=== What is needed ===
Please copy every line with the string "text" from the entries below.

Element data from apps and pages
○ ○ ○

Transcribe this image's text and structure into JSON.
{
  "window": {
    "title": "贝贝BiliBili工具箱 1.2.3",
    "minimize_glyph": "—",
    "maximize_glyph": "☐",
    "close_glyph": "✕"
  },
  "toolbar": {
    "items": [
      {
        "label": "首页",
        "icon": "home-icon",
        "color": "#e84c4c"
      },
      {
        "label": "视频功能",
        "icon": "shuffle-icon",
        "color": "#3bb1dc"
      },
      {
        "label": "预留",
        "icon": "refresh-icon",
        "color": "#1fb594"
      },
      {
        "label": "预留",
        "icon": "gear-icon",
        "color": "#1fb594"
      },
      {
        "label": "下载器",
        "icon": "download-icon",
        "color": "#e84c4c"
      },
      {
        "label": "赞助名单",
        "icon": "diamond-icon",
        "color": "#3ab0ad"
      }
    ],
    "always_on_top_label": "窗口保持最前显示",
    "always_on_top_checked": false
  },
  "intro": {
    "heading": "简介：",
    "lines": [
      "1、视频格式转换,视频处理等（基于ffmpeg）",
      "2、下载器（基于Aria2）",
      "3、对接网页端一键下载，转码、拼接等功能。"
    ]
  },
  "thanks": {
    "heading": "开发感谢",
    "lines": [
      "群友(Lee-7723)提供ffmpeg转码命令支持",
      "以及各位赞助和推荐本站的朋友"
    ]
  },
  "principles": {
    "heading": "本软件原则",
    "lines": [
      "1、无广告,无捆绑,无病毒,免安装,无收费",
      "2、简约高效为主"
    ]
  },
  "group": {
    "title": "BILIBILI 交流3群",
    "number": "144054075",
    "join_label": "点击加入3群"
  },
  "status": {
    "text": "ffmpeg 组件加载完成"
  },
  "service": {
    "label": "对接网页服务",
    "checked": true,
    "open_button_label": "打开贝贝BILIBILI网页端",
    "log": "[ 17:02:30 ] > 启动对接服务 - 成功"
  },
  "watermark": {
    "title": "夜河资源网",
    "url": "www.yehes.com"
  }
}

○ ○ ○

=== Exercise output ===
Transcribe this image's text and structure into JSON.
    "text": "ffmpeg 组件加载完成"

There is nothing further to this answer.